• EXERCISE OBJECTIVE:
Reproduce word for word the lines between the one containing "Output a JSON object describing the text" and the end of the entries below, both inclusive; leave out pictures.

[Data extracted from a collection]

== Segment start ==

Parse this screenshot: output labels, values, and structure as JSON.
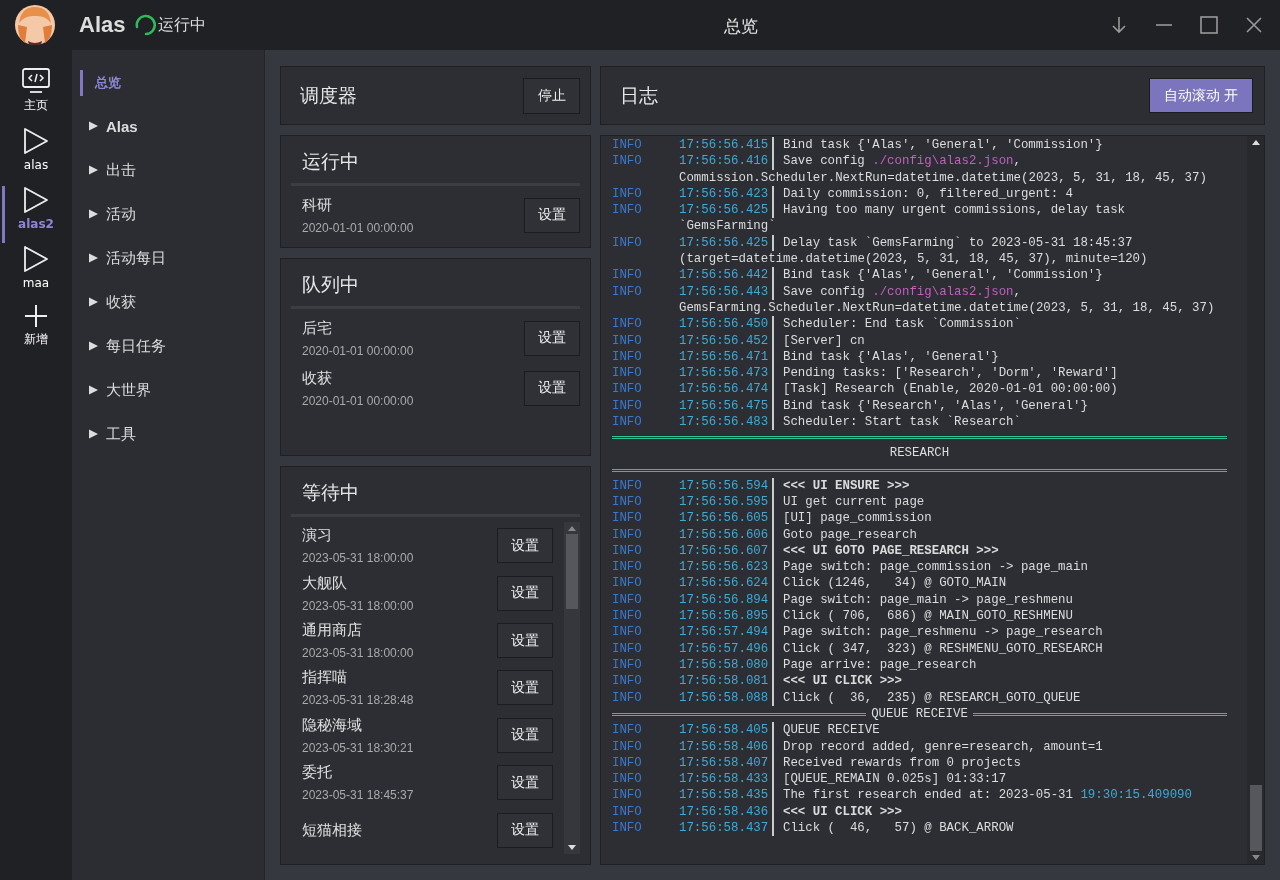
{
  "app": {
    "name": "Alas",
    "status": "运行中",
    "running": true
  },
  "window": {
    "title": "总览"
  },
  "rail": [
    {
      "label": "主页",
      "kind": "home",
      "selected": false
    },
    {
      "label": "alas",
      "kind": "instance",
      "selected": false
    },
    {
      "label": "alas2",
      "kind": "instance",
      "selected": true
    },
    {
      "label": "maa",
      "kind": "instance",
      "selected": false
    },
    {
      "label": "新增",
      "kind": "add",
      "selected": false
    }
  ],
  "nav": [
    {
      "label": "总览",
      "kind": "page",
      "selected": true
    },
    {
      "label": "Alas",
      "kind": "group",
      "selected": false
    },
    {
      "label": "出击",
      "kind": "group",
      "selected": false
    },
    {
      "label": "活动",
      "kind": "group",
      "selected": false
    },
    {
      "label": "活动每日",
      "kind": "group",
      "selected": false
    },
    {
      "label": "收获",
      "kind": "group",
      "selected": false
    },
    {
      "label": "每日任务",
      "kind": "group",
      "selected": false
    },
    {
      "label": "大世界",
      "kind": "group",
      "selected": false
    },
    {
      "label": "工具",
      "kind": "group",
      "selected": false
    }
  ],
  "scheduler": {
    "title": "调度器",
    "button": "停止"
  },
  "running": {
    "title": "运行中",
    "tasks": [
      {
        "name": "科研",
        "time": "2020-01-01 00:00:00",
        "button": "设置"
      }
    ]
  },
  "pending": {
    "title": "队列中",
    "tasks": [
      {
        "name": "后宅",
        "time": "2020-01-01 00:00:00",
        "button": "设置"
      },
      {
        "name": "收获",
        "time": "2020-01-01 00:00:00",
        "button": "设置"
      }
    ]
  },
  "waiting": {
    "title": "等待中",
    "tasks": [
      {
        "name": "演习",
        "time": "2023-05-31 18:00:00",
        "button": "设置"
      },
      {
        "name": "大舰队",
        "time": "2023-05-31 18:00:00",
        "button": "设置"
      },
      {
        "name": "通用商店",
        "time": "2023-05-31 18:00:00",
        "button": "设置"
      },
      {
        "name": "指挥喵",
        "time": "2023-05-31 18:28:48",
        "button": "设置"
      },
      {
        "name": "隐秘海域",
        "time": "2023-05-31 18:30:21",
        "button": "设置"
      },
      {
        "name": "委托",
        "time": "2023-05-31 18:45:37",
        "button": "设置"
      },
      {
        "name": "短猫相接",
        "button": "设置"
      }
    ]
  },
  "log": {
    "title": "日志",
    "autoscroll_button": "自动滚动 开",
    "autoscroll": true,
    "entries": [
      {
        "kind": "line",
        "level": "INFO",
        "time": "17:56:56.415",
        "message": [
          {
            "text": "Bind task {'Alas', 'General', 'Commission'}"
          }
        ]
      },
      {
        "kind": "line",
        "level": "INFO",
        "time": "17:56:56.416",
        "message": [
          {
            "text": "Save config "
          },
          {
            "text": "./config\\alas2.json",
            "kind": "path"
          },
          {
            "text": ","
          }
        ],
        "wrap": "Commission.Scheduler.NextRun=datetime.datetime(2023, 5, 31, 18, 45, 37)"
      },
      {
        "kind": "line",
        "level": "INFO",
        "time": "17:56:56.423",
        "message": [
          {
            "text": "Daily commission: 0, filtered_urgent: 4"
          }
        ]
      },
      {
        "kind": "line",
        "level": "INFO",
        "time": "17:56:56.425",
        "message": [
          {
            "text": "Having too many urgent commissions, delay task"
          }
        ],
        "wrap": "`GemsFarming`"
      },
      {
        "kind": "line",
        "level": "INFO",
        "time": "17:56:56.425",
        "message": [
          {
            "text": "Delay task `GemsFarming` to 2023-05-31 18:45:37"
          }
        ],
        "wrap": "(target=datetime.datetime(2023, 5, 31, 18, 45, 37), minute=120)"
      },
      {
        "kind": "line",
        "level": "INFO",
        "time": "17:56:56.442",
        "message": [
          {
            "text": "Bind task {'Alas', 'General', 'Commission'}"
          }
        ]
      },
      {
        "kind": "line",
        "level": "INFO",
        "time": "17:56:56.443",
        "message": [
          {
            "text": "Save config "
          },
          {
            "text": "./config\\alas2.json",
            "kind": "path"
          },
          {
            "text": ","
          }
        ],
        "wrap": "GemsFarming.Scheduler.NextRun=datetime.datetime(2023, 5, 31, 18, 45, 37)"
      },
      {
        "kind": "line",
        "level": "INFO",
        "time": "17:56:56.450",
        "message": [
          {
            "text": "Scheduler: End task `Commission`"
          }
        ]
      },
      {
        "kind": "line",
        "level": "INFO",
        "time": "17:56:56.452",
        "message": [
          {
            "text": "[Server] cn"
          }
        ]
      },
      {
        "kind": "line",
        "level": "INFO",
        "time": "17:56:56.471",
        "message": [
          {
            "text": "Bind task {'Alas', 'General'}"
          }
        ]
      },
      {
        "kind": "line",
        "level": "INFO",
        "time": "17:56:56.473",
        "message": [
          {
            "text": "Pending tasks: ['Research', 'Dorm', 'Reward']"
          }
        ]
      },
      {
        "kind": "line",
        "level": "INFO",
        "time": "17:56:56.474",
        "message": [
          {
            "text": "[Task] Research (Enable, 2020-01-01 00:00:00)"
          }
        ]
      },
      {
        "kind": "line",
        "level": "INFO",
        "time": "17:56:56.475",
        "message": [
          {
            "text": "Bind task {'Research', 'Alas', 'General'}"
          }
        ]
      },
      {
        "kind": "line",
        "level": "INFO",
        "time": "17:56:56.483",
        "message": [
          {
            "text": "Scheduler: Start task `Research`"
          }
        ]
      },
      {
        "kind": "banner",
        "title": "RESEARCH"
      },
      {
        "kind": "line",
        "level": "INFO",
        "time": "17:56:56.594",
        "bold": true,
        "message": [
          {
            "text": "<<< UI ENSURE >>>"
          }
        ]
      },
      {
        "kind": "line",
        "level": "INFO",
        "time": "17:56:56.595",
        "message": [
          {
            "text": "UI get current page"
          }
        ]
      },
      {
        "kind": "line",
        "level": "INFO",
        "time": "17:56:56.605",
        "message": [
          {
            "text": "[UI] page_commission"
          }
        ]
      },
      {
        "kind": "line",
        "level": "INFO",
        "time": "17:56:56.606",
        "message": [
          {
            "text": "Goto page_research"
          }
        ]
      },
      {
        "kind": "line",
        "level": "INFO",
        "time": "17:56:56.607",
        "bold": true,
        "message": [
          {
            "text": "<<< UI GOTO PAGE_RESEARCH >>>"
          }
        ]
      },
      {
        "kind": "line",
        "level": "INFO",
        "time": "17:56:56.623",
        "message": [
          {
            "text": "Page switch: page_commission -> page_main"
          }
        ]
      },
      {
        "kind": "line",
        "level": "INFO",
        "time": "17:56:56.624",
        "message": [
          {
            "text": "Click (1246,   34) @ GOTO_MAIN"
          }
        ]
      },
      {
        "kind": "line",
        "level": "INFO",
        "time": "17:56:56.894",
        "message": [
          {
            "text": "Page switch: page_main -> page_reshmenu"
          }
        ]
      },
      {
        "kind": "line",
        "level": "INFO",
        "time": "17:56:56.895",
        "message": [
          {
            "text": "Click ( 706,  686) @ MAIN_GOTO_RESHMENU"
          }
        ]
      },
      {
        "kind": "line",
        "level": "INFO",
        "time": "17:56:57.494",
        "message": [
          {
            "text": "Page switch: page_reshmenu -> page_research"
          }
        ]
      },
      {
        "kind": "line",
        "level": "INFO",
        "time": "17:56:57.496",
        "message": [
          {
            "text": "Click ( 347,  323) @ RESHMENU_GOTO_RESEARCH"
          }
        ]
      },
      {
        "kind": "line",
        "level": "INFO",
        "time": "17:56:58.080",
        "message": [
          {
            "text": "Page arrive: page_research"
          }
        ]
      },
      {
        "kind": "line",
        "level": "INFO",
        "time": "17:56:58.081",
        "bold": true,
        "message": [
          {
            "text": "<<< UI CLICK >>>"
          }
        ]
      },
      {
        "kind": "line",
        "level": "INFO",
        "time": "17:56:58.088",
        "message": [
          {
            "text": "Click (  36,  235) @ RESEARCH_GOTO_QUEUE"
          }
        ]
      },
      {
        "kind": "divider",
        "title": "QUEUE RECEIVE"
      },
      {
        "kind": "line",
        "level": "INFO",
        "time": "17:56:58.405",
        "message": [
          {
            "text": "QUEUE RECEIVE"
          }
        ]
      },
      {
        "kind": "line",
        "level": "INFO",
        "time": "17:56:58.406",
        "message": [
          {
            "text": "Drop record added, genre=research, amount=1"
          }
        ]
      },
      {
        "kind": "line",
        "level": "INFO",
        "time": "17:56:58.407",
        "message": [
          {
            "text": "Received rewards from 0 projects"
          }
        ]
      },
      {
        "kind": "line",
        "level": "INFO",
        "time": "17:56:58.433",
        "message": [
          {
            "text": "[QUEUE_REMAIN 0.025s] 01:33:17"
          }
        ]
      },
      {
        "kind": "line",
        "level": "INFO",
        "time": "17:56:58.435",
        "message": [
          {
            "text": "The first research ended at: 2023-05-31 "
          },
          {
            "text": "19:30:15.409090",
            "kind": "time"
          }
        ]
      },
      {
        "kind": "line",
        "level": "INFO",
        "time": "17:56:58.436",
        "bold": true,
        "message": [
          {
            "text": "<<< UI CLICK >>>"
          }
        ]
      },
      {
        "kind": "line",
        "level": "INFO",
        "time": "17:56:58.437",
        "message": [
          {
            "text": "Click (  46,   57) @ BACK_ARROW"
          }
        ]
      }
    ]
  }
}
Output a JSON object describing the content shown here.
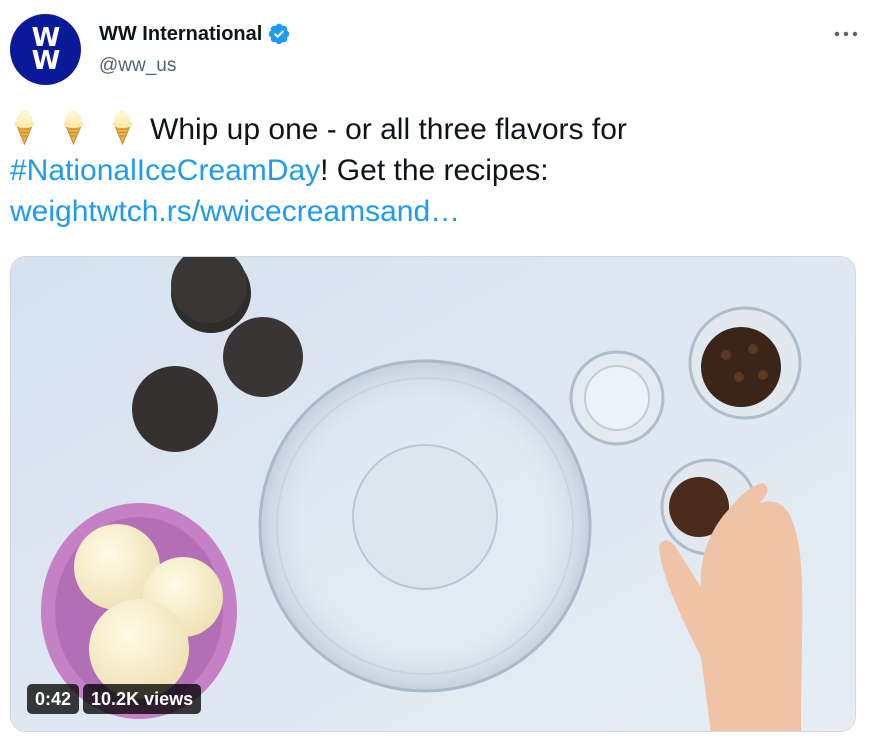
{
  "tweet": {
    "author": {
      "display_name": "WW International",
      "handle": "@ww_us",
      "avatar_text": "WW",
      "verified": true
    },
    "text": {
      "emojis": [
        "ice-cream-cone",
        "ice-cream-cone",
        "ice-cream-cone"
      ],
      "line1": "Whip up one - or all three flavors for",
      "hashtag": "#NationalIceCreamDay",
      "after_hashtag": "! Get the recipes:",
      "link": "weightwtch.rs/wwicecreamsand…"
    },
    "video": {
      "duration": "0:42",
      "views": "10.2K views"
    }
  },
  "colors": {
    "accent": "#1d9bf0",
    "avatar_bg": "#0a1a9a",
    "handle": "#536471"
  }
}
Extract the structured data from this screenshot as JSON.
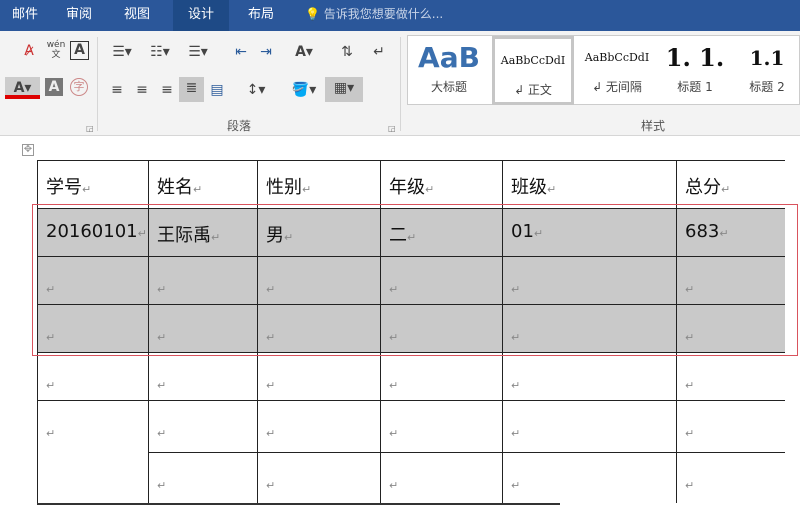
{
  "tabs": [
    "邮件",
    "审阅",
    "视图",
    "设计",
    "布局"
  ],
  "tell_me": "告诉我您想要做什么...",
  "groups": {
    "paragraph": "段落",
    "styles": "样式"
  },
  "styles": [
    {
      "preview": "AaB",
      "label": "大标题"
    },
    {
      "preview": "AaBbCcDdI",
      "label": "↲ 正文"
    },
    {
      "preview": "AaBbCcDdI",
      "label": "↲ 无间隔"
    },
    {
      "preview": "1. 1.",
      "label": "标题 1"
    },
    {
      "preview": "1.1",
      "label": "标题 2"
    }
  ],
  "table": {
    "headers": [
      "学号",
      "姓名",
      "性别",
      "年级",
      "班级",
      "总分"
    ],
    "row1": [
      "20160101",
      "王际禹",
      "男",
      "二",
      "01",
      "683"
    ],
    "para_mark": "↵",
    "move_handle": "✥"
  },
  "colors": {
    "tabbar": "#2b579a",
    "selection": "#c9c9c9",
    "redbox": "#d9535d"
  }
}
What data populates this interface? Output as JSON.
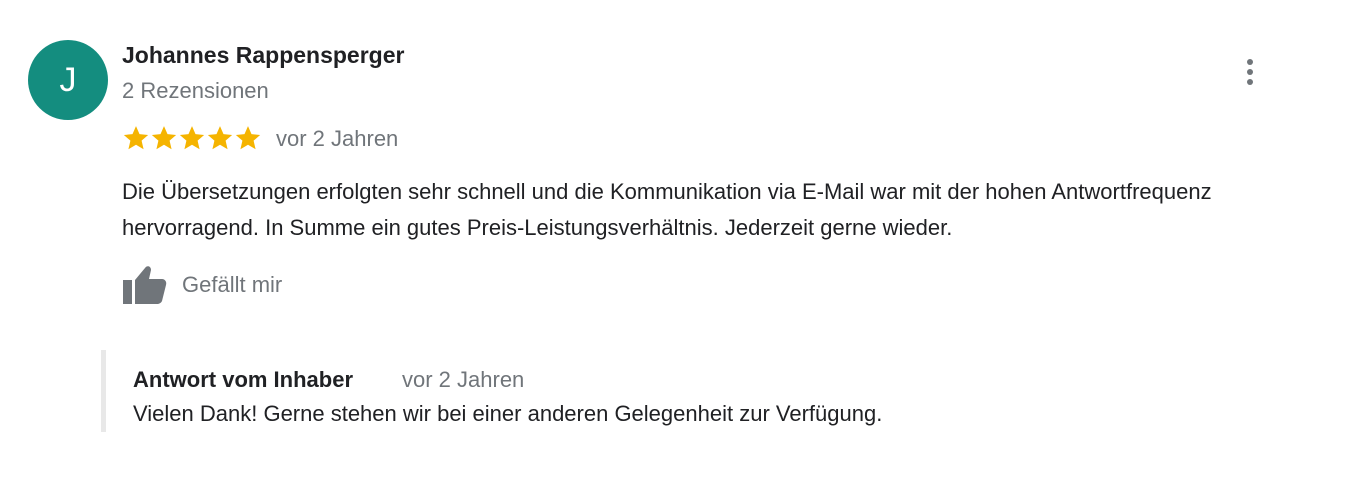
{
  "review": {
    "author": {
      "initial": "J",
      "name": "Johannes Rappensperger",
      "review_count": "2 Rezensionen",
      "avatar_color": "#148d7f"
    },
    "rating": 5,
    "rating_max": 5,
    "star_color": "#f5b400",
    "date": "vor 2 Jahren",
    "text": "Die Übersetzungen erfolgten sehr schnell und die Kommunikation via E-Mail war mit der hohen Antwortfrequenz hervorragend. In Summe ein gutes Preis-Leistungsverhältnis. Jederzeit gerne wieder.",
    "like_label": "Gefällt mir",
    "icons": {
      "menu": "more-vert-icon",
      "like": "thumb-up-icon",
      "star": "star-icon"
    }
  },
  "owner_reply": {
    "label": "Antwort vom Inhaber",
    "date": "vor 2 Jahren",
    "text": "Vielen Dank! Gerne stehen wir bei einer anderen Gelegenheit zur Verfügung."
  }
}
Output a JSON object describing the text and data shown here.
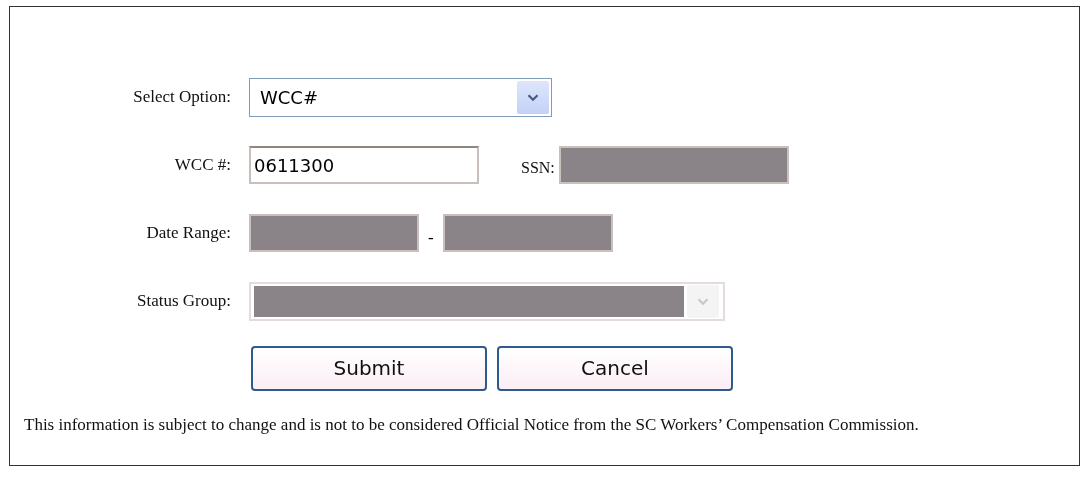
{
  "form": {
    "select_option": {
      "label": "Select Option:",
      "value": "WCC#",
      "disabled": false
    },
    "wcc": {
      "label": "WCC #:",
      "value": "0611300",
      "disabled": false
    },
    "ssn": {
      "label": "SSN:",
      "disabled": true
    },
    "date_range": {
      "label": "Date Range:",
      "separator": "-",
      "from_disabled": true,
      "to_disabled": true
    },
    "status_group": {
      "label": "Status Group:",
      "disabled": true
    },
    "buttons": [
      "Submit",
      "Cancel"
    ]
  },
  "notice": "This information is subject to change and is not to be considered Official Notice from the SC Workers’ Compensation Commission."
}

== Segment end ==

• ANSWER BOX:
Output a JSON object describing the text and data shown here.
{
  "form": {
    "select_option": {
      "label": "Select Option:",
      "value": "WCC#",
      "disabled": false
    },
    "wcc": {
      "label": "WCC #:",
      "value": "0611300",
      "disabled": false
    },
    "ssn": {
      "label": "SSN:",
      "disabled": true
    },
    "date_range": {
      "label": "Date Range:",
      "separator": "-",
      "from_disabled": true,
      "to_disabled": true
    },
    "status_group": {
      "label": "Status Group:",
      "disabled": true
    },
    "buttons": [
      "Submit",
      "Cancel"
    ]
  },
  "notice": "This information is subject to change and is not to be considered Official Notice from the SC Workers’ Compensation Commission."
}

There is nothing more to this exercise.